President Trump's support among women plunged this month as he battled controversies surrounding alleged affairs with the adult-film actress Stormy Daniels and Playboy model Karen McDougal, according to a new poll.
Support from women fell from 41 percent to 35 percent in the new Harvard CAPS/Harris Poll, even as Trump's support among men rose 3 points to 53 percent.
Harvard CAPS/Harris Poll co-director Mark Penn said the growing gender gap in the poll is the result of the "Stormy Effect."
"While President Trump's overall ratings are stable, his support increased among men and dropped among women," Penn said. "This poll was taken right after the Stormy Daniels interview and so I think this increased gender polarization is the 'Stormy Effect'."
In a highly rated "60 Minutes" interview last week, Daniels, whose real name is Stephanie Clifford, detailed an affair she says she had with Trump in 2006, when Melanie Trump was pregnant with their youngest son.
Trump's lawyer Michael Cohen has acknowledged paying Daniels $130,000 just before the 2016 election to not talk about the alleged affair, raising questions among election lawyers about whether the payment violated campaign finance laws.
Trump denies the affair and Cohen says that neither Trump nor the campaign knew about the payment.

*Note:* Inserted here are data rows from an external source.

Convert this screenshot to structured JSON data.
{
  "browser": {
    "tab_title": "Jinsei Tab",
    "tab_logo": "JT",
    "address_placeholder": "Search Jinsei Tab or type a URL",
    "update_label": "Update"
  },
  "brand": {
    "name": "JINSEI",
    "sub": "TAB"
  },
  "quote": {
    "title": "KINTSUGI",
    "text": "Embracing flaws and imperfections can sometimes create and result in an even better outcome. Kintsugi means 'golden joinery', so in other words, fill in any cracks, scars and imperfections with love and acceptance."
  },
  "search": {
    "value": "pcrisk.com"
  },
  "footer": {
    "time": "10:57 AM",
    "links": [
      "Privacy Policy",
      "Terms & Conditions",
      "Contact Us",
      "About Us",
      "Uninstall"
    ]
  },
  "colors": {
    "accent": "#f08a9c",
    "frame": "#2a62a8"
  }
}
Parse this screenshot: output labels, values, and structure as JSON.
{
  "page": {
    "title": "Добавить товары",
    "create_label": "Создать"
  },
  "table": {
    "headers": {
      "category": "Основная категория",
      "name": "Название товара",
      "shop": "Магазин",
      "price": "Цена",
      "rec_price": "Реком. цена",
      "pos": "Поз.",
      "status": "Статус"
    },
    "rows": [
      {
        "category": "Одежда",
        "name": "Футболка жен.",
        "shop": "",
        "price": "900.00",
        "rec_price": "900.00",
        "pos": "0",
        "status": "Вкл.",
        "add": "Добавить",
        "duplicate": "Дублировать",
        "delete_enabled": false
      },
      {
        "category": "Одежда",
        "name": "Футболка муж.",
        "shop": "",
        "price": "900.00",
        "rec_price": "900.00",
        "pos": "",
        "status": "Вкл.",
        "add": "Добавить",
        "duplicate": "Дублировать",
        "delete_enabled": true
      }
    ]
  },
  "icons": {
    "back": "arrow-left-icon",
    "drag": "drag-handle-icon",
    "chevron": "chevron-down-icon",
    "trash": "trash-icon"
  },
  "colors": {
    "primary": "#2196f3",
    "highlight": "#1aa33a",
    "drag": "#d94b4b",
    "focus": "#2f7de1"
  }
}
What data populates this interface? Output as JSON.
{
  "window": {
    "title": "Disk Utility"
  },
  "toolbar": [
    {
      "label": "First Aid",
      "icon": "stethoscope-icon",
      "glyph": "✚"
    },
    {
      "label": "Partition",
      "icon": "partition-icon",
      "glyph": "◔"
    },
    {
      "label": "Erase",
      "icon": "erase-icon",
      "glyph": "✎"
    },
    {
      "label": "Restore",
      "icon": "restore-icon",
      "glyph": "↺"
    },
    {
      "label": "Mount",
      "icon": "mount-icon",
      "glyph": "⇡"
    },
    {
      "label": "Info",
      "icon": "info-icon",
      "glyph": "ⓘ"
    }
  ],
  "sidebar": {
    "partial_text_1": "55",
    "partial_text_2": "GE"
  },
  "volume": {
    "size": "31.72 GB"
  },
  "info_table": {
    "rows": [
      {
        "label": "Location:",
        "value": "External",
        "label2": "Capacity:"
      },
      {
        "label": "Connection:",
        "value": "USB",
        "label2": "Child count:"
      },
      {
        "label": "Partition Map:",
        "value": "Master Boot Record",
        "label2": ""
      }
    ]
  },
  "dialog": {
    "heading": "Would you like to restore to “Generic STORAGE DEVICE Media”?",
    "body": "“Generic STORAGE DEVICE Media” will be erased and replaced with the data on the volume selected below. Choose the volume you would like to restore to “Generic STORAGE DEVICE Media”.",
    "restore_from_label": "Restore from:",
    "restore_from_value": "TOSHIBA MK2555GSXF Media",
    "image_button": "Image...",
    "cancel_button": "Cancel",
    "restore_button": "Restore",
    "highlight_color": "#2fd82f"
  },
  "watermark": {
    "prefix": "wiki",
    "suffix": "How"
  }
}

Still, 58 percent of those surveyed said the special counsel should investigate it.
McDougal has also been speaking out about an affair she says she had with Trump around he same time.
Overall, the poll found Trump's approval rating holding steady at 44 percent, down only 1 point from last month and up from his December low of 41 percent.
Trump's numbers in several polls have been on the rise in recent weeks. In a poll by Rasmussen released Monday, his approval rating hit 50 percent. His numbers also improved in recent polls by CNN and The Associated press.
However, the widening gender gap in the poll will cause some alarm among Republicans, particularly given gains by Democrats on the generic ballot that suggest the GOP is facing increased headwinds in the fall midterm elections.
When voters are asked if they want to see the Republican Party or the Democratic Party win control of the Senate, 57 percent of voters said Democrats, including 51 percent of men and 63 percent of women.
Those figures are the same for the House, where Democrats need to pick up 24 seats to win a majority.
That spread narrows slightly when voters are asked if they would vote for a Democratic or Republican candidate in their own district, with 45 percent saying a Democrat and 34 percent saying a Republican. Men are essentially split on that question, but 49 percent of women said they'd vote for a Democrat, compared to only 26 percent who said Republican.
Only 37 percent of voters approve of the job Republicans in Congress are doing, compared to 44 percent for Democrats.
"Republicans in Congress have fallen behind the president as they oppose his working class positions on tariffs and reject his moderate view on keeping guns out of the hands of those over 21," Penn said. "While Trump is taking positions more closer to Democrats in these issues, Republicans in Congress have isolated themselves and will need to regroup for the midterms."
The economy is set to be the GOP's biggest asset heading into the midterm elections.
Forty-six percent say the economy is on the right track, compared to 38 percent who said wrong track. Sixty-nine percent described the economy as very strong or somewhat strong.
A majority approve of the work Trump is doing on stimulating jobs, the economy and fighting terrorism, while the president is underwater on immigration, foreign affairs and administering the government.
The Harvard CAPS/Harris Poll online survey of 1,340 registered voters was conducted March 27-29. The partisan breakdown is 37 percent Democrat, 32 percent Republican, 29 percent independent and 4 percent other.
The Harvard CAPS/Harris Poll is a collaboration of the Center for American Political Studies at Harvard University and The Harris Poll. The Hill will be working with Harvard/Harris Poll throughout 2018.
Full poll results will be posted online later this week. The Harvard CAPS/Harris Poll survey is an online sample drawn from the Harris Panel and weighted to reflect known demographics. As a representative online sample, it does not report a probability confidence interval.